There is almost a universal theme within this list, and that's the fact that these players are either no longer in the organization (Aviles, Sweeney, Podsednik, Youkilis, Punto, Loney, Byrd, McDonald, Valencia, Lillibridge, Lin, Repko, Anderson, Spears, Quiroz), or have been replaced and pushed down the depth chart, either to avoid using them entirely or in order to give them more time to develop (Ciriaco, Lavarnway, Gomez, Kalish, Iglesias, De Jesus). The one exception that keeps this theme at almost universal instead of actually such is a significant one: Jacoby Ellsbury.
Ellsbury dislocated his shoulder a handful of games into the season, and then missed months working his way back from the injury. He never seemed completely right upon his return, though, and it showed in his numbers, where just about everything was below his career norms, never mind his MVP-caliber 2011 season. Chances are good that Ellsbury can produce again in 2013, but that doesn't excuse the ugliness of last season for our purposes.
There is another bit of good news here, besides that Boston has either forced out or moved around 21 of the 22 above.

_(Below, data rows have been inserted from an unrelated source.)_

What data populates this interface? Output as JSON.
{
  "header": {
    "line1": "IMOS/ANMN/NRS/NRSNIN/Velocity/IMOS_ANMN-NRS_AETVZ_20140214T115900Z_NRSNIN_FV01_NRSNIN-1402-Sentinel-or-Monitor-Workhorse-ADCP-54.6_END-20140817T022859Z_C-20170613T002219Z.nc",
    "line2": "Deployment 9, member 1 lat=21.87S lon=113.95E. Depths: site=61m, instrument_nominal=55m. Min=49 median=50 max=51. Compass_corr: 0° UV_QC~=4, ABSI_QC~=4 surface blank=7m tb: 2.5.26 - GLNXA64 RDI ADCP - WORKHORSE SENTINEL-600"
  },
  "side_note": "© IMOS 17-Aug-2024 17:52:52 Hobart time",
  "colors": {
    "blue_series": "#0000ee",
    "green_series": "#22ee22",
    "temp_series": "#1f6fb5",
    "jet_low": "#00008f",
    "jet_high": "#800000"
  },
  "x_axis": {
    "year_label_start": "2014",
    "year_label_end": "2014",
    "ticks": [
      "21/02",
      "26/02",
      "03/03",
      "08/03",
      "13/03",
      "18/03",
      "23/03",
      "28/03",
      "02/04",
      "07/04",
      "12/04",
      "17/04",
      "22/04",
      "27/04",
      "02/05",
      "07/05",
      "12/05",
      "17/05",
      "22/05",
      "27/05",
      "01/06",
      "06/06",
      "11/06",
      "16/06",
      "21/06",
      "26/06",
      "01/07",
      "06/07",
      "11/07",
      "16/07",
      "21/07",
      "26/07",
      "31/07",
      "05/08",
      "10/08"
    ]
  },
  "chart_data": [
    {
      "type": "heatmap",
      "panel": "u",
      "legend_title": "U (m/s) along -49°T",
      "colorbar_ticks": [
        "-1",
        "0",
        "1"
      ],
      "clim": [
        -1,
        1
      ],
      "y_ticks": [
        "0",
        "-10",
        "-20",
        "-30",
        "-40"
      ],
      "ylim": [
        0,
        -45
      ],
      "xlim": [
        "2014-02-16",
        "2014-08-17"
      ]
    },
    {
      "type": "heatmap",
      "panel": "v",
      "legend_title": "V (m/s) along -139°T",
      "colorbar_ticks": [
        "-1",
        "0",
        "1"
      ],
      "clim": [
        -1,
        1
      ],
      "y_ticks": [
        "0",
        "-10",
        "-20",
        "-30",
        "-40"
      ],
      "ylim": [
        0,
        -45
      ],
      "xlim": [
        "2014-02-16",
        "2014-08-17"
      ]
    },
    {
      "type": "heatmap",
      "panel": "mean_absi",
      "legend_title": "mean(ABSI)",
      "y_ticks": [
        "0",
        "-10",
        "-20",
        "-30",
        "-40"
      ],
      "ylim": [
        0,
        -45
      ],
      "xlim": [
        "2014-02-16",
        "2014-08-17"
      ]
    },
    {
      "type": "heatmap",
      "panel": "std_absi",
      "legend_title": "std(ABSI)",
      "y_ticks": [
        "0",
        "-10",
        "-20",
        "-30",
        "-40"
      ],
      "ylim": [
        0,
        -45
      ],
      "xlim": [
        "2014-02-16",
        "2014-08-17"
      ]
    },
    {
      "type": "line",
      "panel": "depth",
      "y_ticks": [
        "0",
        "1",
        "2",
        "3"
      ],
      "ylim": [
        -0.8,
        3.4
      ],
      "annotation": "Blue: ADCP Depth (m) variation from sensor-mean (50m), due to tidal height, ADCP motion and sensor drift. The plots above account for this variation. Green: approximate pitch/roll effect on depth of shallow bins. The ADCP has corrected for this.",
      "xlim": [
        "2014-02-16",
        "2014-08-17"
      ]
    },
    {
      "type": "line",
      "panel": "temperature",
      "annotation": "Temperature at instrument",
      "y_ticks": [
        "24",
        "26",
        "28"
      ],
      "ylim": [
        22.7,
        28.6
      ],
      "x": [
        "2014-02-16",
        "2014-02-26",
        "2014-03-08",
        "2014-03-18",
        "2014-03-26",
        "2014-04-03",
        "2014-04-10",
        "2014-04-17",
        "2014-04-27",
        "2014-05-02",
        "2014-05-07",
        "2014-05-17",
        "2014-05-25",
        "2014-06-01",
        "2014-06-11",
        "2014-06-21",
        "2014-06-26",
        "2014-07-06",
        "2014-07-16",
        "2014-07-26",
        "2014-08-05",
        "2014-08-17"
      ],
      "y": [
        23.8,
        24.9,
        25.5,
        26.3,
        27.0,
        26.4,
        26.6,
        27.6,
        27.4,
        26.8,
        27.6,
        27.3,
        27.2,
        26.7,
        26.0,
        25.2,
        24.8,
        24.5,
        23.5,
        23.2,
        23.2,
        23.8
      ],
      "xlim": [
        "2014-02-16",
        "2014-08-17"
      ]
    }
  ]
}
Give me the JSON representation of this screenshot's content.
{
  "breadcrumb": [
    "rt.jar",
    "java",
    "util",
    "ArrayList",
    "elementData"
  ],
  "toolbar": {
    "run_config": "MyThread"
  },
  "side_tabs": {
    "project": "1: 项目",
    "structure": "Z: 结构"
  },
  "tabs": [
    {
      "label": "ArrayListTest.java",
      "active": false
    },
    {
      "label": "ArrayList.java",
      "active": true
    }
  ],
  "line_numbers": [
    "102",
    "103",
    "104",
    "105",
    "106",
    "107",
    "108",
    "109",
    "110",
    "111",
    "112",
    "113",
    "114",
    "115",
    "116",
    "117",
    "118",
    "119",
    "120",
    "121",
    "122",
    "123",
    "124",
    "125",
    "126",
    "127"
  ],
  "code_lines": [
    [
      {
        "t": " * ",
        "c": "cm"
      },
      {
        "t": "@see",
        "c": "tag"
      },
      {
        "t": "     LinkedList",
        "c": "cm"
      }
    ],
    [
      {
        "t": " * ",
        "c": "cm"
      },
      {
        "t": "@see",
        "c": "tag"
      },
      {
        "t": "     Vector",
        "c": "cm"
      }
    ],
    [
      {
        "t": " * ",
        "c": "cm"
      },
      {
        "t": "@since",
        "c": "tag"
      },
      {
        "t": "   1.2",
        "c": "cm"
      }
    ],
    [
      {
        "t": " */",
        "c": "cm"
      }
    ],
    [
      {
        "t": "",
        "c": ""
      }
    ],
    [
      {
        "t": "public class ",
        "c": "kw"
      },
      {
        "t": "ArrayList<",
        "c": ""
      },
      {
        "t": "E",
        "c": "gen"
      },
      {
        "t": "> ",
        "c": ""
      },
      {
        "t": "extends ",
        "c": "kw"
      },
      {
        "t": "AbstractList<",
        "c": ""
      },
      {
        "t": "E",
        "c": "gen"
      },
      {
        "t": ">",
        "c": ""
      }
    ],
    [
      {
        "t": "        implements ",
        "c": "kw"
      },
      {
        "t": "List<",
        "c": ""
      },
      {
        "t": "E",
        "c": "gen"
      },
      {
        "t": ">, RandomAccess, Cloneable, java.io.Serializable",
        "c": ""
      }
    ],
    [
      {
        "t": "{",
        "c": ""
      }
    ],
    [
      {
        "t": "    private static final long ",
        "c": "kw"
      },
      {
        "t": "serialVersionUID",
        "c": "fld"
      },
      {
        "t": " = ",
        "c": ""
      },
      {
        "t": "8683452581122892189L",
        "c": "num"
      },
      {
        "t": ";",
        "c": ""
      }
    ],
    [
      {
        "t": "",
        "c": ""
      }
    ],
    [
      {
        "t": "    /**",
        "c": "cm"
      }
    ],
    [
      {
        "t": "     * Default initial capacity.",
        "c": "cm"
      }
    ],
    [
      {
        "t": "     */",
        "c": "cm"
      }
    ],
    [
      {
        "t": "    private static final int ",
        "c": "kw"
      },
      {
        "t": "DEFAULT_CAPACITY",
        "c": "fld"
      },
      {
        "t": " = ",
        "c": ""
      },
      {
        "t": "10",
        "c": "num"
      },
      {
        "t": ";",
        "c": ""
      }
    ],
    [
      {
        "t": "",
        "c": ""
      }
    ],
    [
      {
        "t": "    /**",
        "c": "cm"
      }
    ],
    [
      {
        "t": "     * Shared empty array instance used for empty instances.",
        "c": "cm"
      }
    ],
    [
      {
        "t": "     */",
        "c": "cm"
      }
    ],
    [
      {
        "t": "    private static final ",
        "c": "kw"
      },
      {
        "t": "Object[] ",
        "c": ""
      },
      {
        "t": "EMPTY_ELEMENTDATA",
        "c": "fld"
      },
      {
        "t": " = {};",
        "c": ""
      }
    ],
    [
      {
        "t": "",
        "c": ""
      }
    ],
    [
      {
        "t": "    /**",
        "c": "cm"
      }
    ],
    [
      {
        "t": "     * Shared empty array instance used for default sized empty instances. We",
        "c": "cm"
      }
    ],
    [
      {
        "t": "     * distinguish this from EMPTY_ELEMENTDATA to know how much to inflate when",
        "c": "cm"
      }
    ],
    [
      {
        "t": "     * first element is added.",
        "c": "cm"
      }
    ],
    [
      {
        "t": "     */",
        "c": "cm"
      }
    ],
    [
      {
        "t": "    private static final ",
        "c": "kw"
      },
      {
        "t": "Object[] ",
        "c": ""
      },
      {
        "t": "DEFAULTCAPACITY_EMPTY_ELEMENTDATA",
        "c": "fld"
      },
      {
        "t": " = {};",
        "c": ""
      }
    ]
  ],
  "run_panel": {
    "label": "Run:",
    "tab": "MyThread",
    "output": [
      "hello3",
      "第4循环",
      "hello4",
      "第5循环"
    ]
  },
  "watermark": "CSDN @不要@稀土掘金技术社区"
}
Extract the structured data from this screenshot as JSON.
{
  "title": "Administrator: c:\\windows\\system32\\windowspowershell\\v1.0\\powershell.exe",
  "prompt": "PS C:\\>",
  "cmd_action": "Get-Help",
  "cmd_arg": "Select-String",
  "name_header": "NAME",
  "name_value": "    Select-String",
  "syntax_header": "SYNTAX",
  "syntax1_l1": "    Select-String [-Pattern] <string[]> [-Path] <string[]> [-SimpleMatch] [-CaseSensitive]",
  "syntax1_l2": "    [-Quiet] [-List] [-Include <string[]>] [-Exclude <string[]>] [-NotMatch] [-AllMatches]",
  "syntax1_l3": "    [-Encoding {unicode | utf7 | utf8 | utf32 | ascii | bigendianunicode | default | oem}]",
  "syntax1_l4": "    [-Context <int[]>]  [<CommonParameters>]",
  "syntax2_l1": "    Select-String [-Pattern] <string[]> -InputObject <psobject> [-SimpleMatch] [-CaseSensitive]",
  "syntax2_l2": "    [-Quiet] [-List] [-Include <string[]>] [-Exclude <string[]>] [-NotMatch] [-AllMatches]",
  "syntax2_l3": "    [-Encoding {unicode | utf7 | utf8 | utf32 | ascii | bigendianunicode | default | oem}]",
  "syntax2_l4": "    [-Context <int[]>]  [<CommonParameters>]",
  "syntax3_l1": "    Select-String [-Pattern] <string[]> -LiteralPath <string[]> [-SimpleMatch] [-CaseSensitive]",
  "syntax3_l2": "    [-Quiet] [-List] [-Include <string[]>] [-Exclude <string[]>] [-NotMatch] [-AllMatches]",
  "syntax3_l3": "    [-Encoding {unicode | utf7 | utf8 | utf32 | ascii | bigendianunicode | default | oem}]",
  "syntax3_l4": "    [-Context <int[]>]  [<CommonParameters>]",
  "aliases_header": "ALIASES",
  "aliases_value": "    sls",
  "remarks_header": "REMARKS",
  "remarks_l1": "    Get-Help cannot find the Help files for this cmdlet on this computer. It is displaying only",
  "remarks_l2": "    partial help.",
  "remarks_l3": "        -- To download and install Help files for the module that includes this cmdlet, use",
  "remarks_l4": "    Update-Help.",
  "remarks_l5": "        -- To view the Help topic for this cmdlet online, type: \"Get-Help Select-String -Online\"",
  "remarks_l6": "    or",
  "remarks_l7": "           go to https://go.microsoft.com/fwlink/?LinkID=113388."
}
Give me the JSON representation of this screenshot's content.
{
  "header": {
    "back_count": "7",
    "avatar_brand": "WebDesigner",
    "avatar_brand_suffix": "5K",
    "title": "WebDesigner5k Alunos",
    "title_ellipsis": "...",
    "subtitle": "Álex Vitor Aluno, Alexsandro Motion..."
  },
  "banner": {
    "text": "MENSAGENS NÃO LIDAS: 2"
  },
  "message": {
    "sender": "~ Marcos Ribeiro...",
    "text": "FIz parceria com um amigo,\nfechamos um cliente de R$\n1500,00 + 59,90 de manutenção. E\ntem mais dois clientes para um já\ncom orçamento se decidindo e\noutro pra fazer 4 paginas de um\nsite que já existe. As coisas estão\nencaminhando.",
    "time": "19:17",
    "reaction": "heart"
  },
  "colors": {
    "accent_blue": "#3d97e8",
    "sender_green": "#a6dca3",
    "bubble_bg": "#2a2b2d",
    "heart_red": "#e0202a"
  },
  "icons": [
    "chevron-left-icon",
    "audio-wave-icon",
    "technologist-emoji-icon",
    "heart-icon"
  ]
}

And that's just how productive the other nine players that the Red Sox employed were:
This group combined for 129 homers and a line of .275/.339/.477 -- their most-significant issue was the players thy were surrounded by.
Salty isn't a great hitter, but he's above-average for a catcher. Pedroia had a bit of a down year by his standards, but still excelled at second, and turned things on the further away from his thumb injury he got. Middlebrooks had an impressive rookie campaign, finishing second on the club in OPS+ before a broken wrist ended his campaign. Nava, despite playing with a wrist cyst for months, finished things up as an average hitter. Ross produced, as expected, and Shoppach worked out as Saltalamacchia's backup. Crawford, for the short time he was around, hit well, and David Ortiz was a monster before his season was ended by injury.
Saltalamacchia remains, and Shoppach has been replaced by David Ross, who is a more dependable source of offense. Gonzalez is gone, but given his down 2012, Mike Napoli should be capable of filling those shoes and more. Pedroia is back and presumably healthy, as is Middlebrooks, Nava, and Ortiz. Nava will be joined by Jonny Gomes, who is more than capable of replacing the disappointing outfielders the Sox have left behind. Shane Victorino might not have the bat of Cody Ross, but he's a superior defender and excellent baserunner, and even a slight return to form at the plate would be significant.
Injuries could derail things again, but that's a risk for any club. What's going to be important is spreading out the talent a bit, and working on having depth. The Red Sox are in a better place in both regards than they were to start 2012, and because of that, should be able to avoid handing over nearly half of their plate appearances to hitters who don't merit that particular job description. If so, and they can avoid the issues at the plate that derailed their 2012, then the lineup does not have nearly as difficult a mountain to climb as last season makes it look like.